Advances in molecular diagnosis and therapeutics in nephrotic syndrome and focal and segmental glomerulosclerosis

    loading  Checking for direct PDF access through Ovid

Abstract

Purpose of review

The widespread adoption of next-generation sequencing by research and clinical laboratories has begun to uncover the previously unknown genetic basis of many diseases. In nephrology, one of the best examples of this is seen in focal and segmental glomerulosclerosis (FSGS) and nephrotic syndrome. We review advances made in 2017 as a result of human and molecular genetic studies as it relates to FSGS and nephrotic syndrome.

Recent findings

There are more than 50 monogenic genes described in steroid-resistant nephrotic syndrome and FSGS, with seven reported in 2017. In individuals presenting with FSGS or nephrotic syndrome before or at the age of 18 years, the commonest genes in which a mutation is found continues to be limited to only a few including NPHS1 and NPHS2 based on multiple studies. For FSGS or nephrotic syndrome that presents after 18 years, mutations in COl4A3/4/5, traditionally associated with Alport syndrome, are increasingly being reported. Despite the extensive genetic heterogeneity in FSGS, there is evidence that some of these genes converge onto common pathways. There are also reports of in-vivo models exploring apolipoprotein 1 biology, variants in which account for part of the increased risk of nondiabetic kidney disease in African-Americans. Finally, genetic testing has several clinical uses including clarification of diagnosis and treatment; identification of suitable young biologic relatives for kidney donation; and preimplantation genetic diagnosis. CRISPR gene editing is currently an experimental tool only, but the recent reports of excising mutations in embryos could be a therapeutic option for individuals with any monogenic disorder in the future.
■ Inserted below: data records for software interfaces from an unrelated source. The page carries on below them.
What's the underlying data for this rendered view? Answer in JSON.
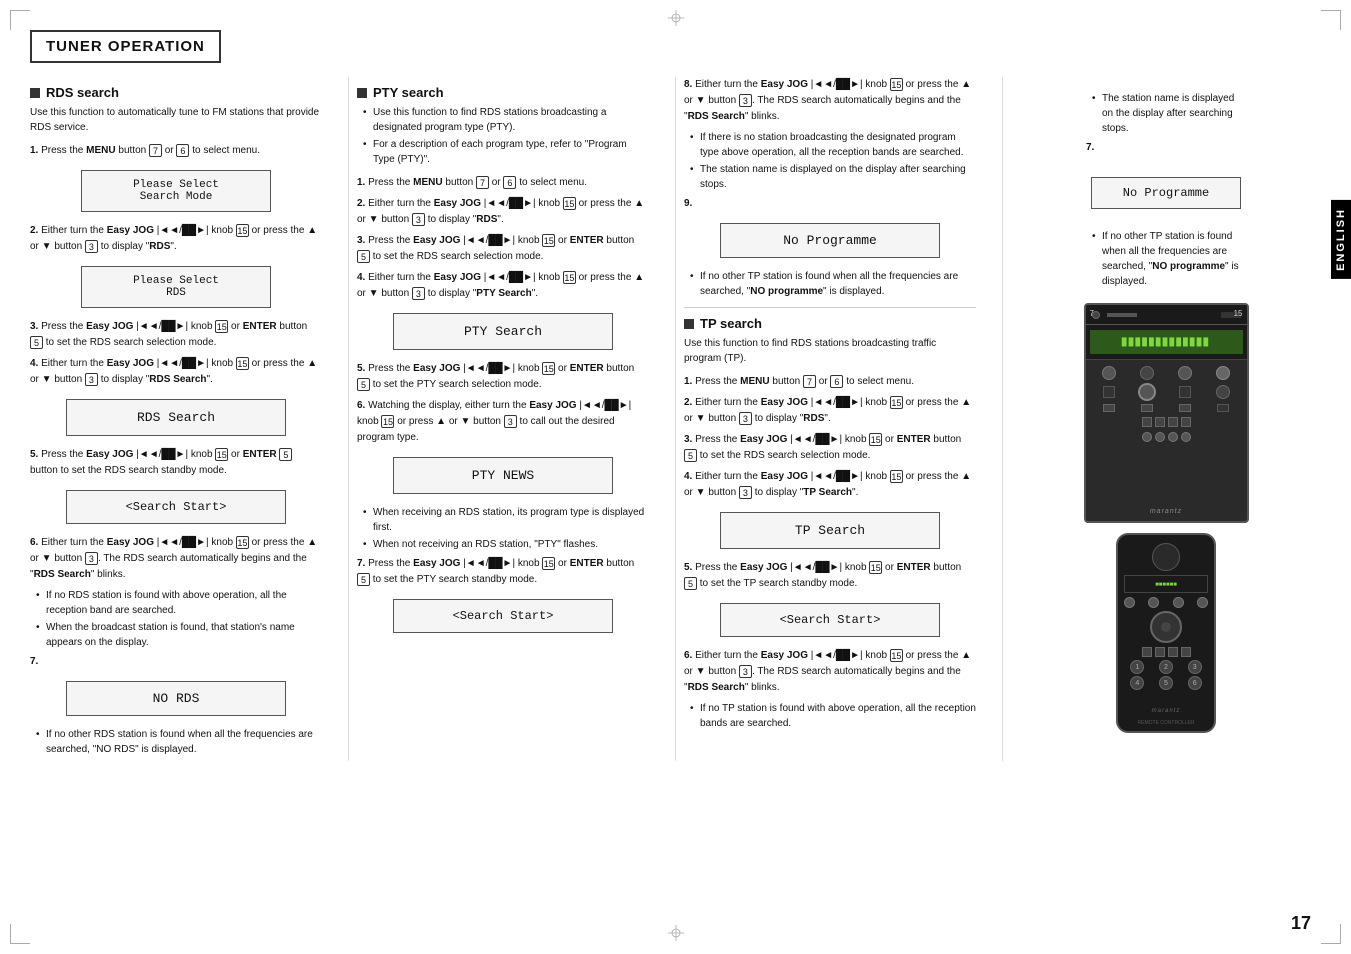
{
  "page": {
    "title": "TUNER OPERATION",
    "page_number": "17",
    "language_tab": "ENGLISH"
  },
  "rds_search": {
    "heading": "RDS search",
    "intro": "Use this function to automatically tune to FM stations that provide RDS service.",
    "steps": [
      {
        "num": "1.",
        "text": "Press the MENU button",
        "suffix": " or  to select menu."
      },
      {
        "num": "2.",
        "text": "Either turn the Easy JOG |◄◄/►►| knob  or press the ▲ or ▼ button  to display \"RDS\"."
      },
      {
        "num": "3.",
        "text": "Press the Easy JOG |◄◄/►►| knob  or ENTER button  to set the RDS search selection mode."
      },
      {
        "num": "4.",
        "text": "Either turn the Easy JOG |◄◄/██►| knob  or press the ▲ or ▼ button  to display \"RDS Search\"."
      },
      {
        "num": "5.",
        "text": "Press the Easy JOG |◄◄/██►| knob  or ENTER  button  to set the RDS search standby mode."
      },
      {
        "num": "6.",
        "text": "Either turn the Easy JOG |◄◄/██►| knob  or press the ▲ or ▼ button . The RDS search automatically begins and the \"RDS Search\" blinks."
      },
      {
        "num": "7.",
        "text": ""
      }
    ],
    "display_1": "Please Select\nSearch Mode",
    "display_2": "Please Select\nRDS",
    "display_3": "RDS Search",
    "display_4": "<Search Start>",
    "display_5": "NO RDS",
    "bullet_1": "If no other RDS station is found when all the frequencies are searched, \"NO RDS\" is displayed.",
    "bullet_6a": "If no RDS station is found with above operation, all the reception band are searched.",
    "bullet_6b": "When the broadcast station is found, that station's name appears on the display."
  },
  "pty_search": {
    "heading": "PTY search",
    "intro_bullets": [
      "Use this function to find RDS stations broadcasting a designated program type (PTY).",
      "For a description of each program type, refer to \"Program Type (PTY)\"."
    ],
    "steps": [
      {
        "num": "1.",
        "text": "Press the MENU button  or  to select menu."
      },
      {
        "num": "2.",
        "text": "Either turn the Easy JOG |◄◄/██►| knob  or press the ▲ or ▼ button  to display \"RDS\"."
      },
      {
        "num": "3.",
        "text": "Press the Easy JOG |◄◄/██►| knob  or ENTER button  to set the RDS search selection mode."
      },
      {
        "num": "4.",
        "text": "Either turn the Easy JOG |◄◄/██►| knob  or press the ▲ or ▼ button  to display \"PTY Search\"."
      },
      {
        "num": "5.",
        "text": "Press the Easy JOG |◄◄/██►| knob  or ENTER button  to set the PTY search selection mode."
      },
      {
        "num": "6.",
        "text": "Watching the display, either turn the Easy JOG |◄◄/██►| knob  or press ▲ or ▼ button  to call out the desired program type."
      },
      {
        "num": "7.",
        "text": "Press the Easy JOG |◄◄/██►| knob  or ENTER button  to set the PTY search standby mode."
      }
    ],
    "display_pty_search": "PTY Search",
    "display_pty_news": "PTY NEWS",
    "display_search_start": "<Search Start>",
    "bullet_when": "When receiving an RDS station, its program type is displayed first.",
    "bullet_when_not": "When not receiving an RDS station, \"PTY\" flashes."
  },
  "tp_search": {
    "heading": "TP search",
    "intro": "Use this function to find RDS stations broadcasting traffic program (TP).",
    "steps": [
      {
        "num": "1.",
        "text": "Press the MENU button  or  to select menu."
      },
      {
        "num": "2.",
        "text": "Either turn the Easy JOG |◄◄/██►| knob  or press the ▲ or ▼ button  to display \"RDS\"."
      },
      {
        "num": "3.",
        "text": "Press the Easy JOG |◄◄/██►| knob  or ENTER button  to set the RDS search selection mode."
      },
      {
        "num": "4.",
        "text": "Either turn the Easy JOG |◄◄/██►| knob  or press the ▲ or ▼ button  to display \"TP Search\"."
      },
      {
        "num": "5.",
        "text": "Press the Easy JOG |◄◄/██►| knob  or ENTER button  to set the TP search standby mode."
      },
      {
        "num": "6.",
        "text": "Either turn the Easy JOG |◄◄/██►| knob  or press the ▲ or ▼ button . The RDS search automatically begins and the \"RDS Search\" blinks."
      }
    ],
    "display_tp_search": "TP Search",
    "display_search_start": "<Search Start>",
    "step8_text": "Either turn the Easy JOG |◄◄/██►| knob  or press the ▲ or ▼ button . The RDS search automatically begins and the \"RDS Search\" blinks.",
    "step9_text": "",
    "bullet_8a": "If there is no station broadcasting the designated program type above operation, all the reception bands are searched.",
    "bullet_8b": "The station name is displayed on the display after searching stops.",
    "step7_display": "No Programme",
    "step9_display": "No Programme",
    "bullet_7": "If no other TP station is found when all the frequencies are searched, \"NO programme\" is displayed.",
    "bullet_6a": "If no TP station is found with above operation, all the reception bands are searched."
  }
}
Summary

Sequencing efforts are bringing novel variants into investigation and directing the efforts to understand how these lead to disease phenotypes. Expanding our understanding of the genetic basis of health and disease processes is the necessary first step to elaborate the repertoire of therapeutic agents available for patients with FSGS and nephrotic syndrome.

Related Topics

    loading  Loading Related Articles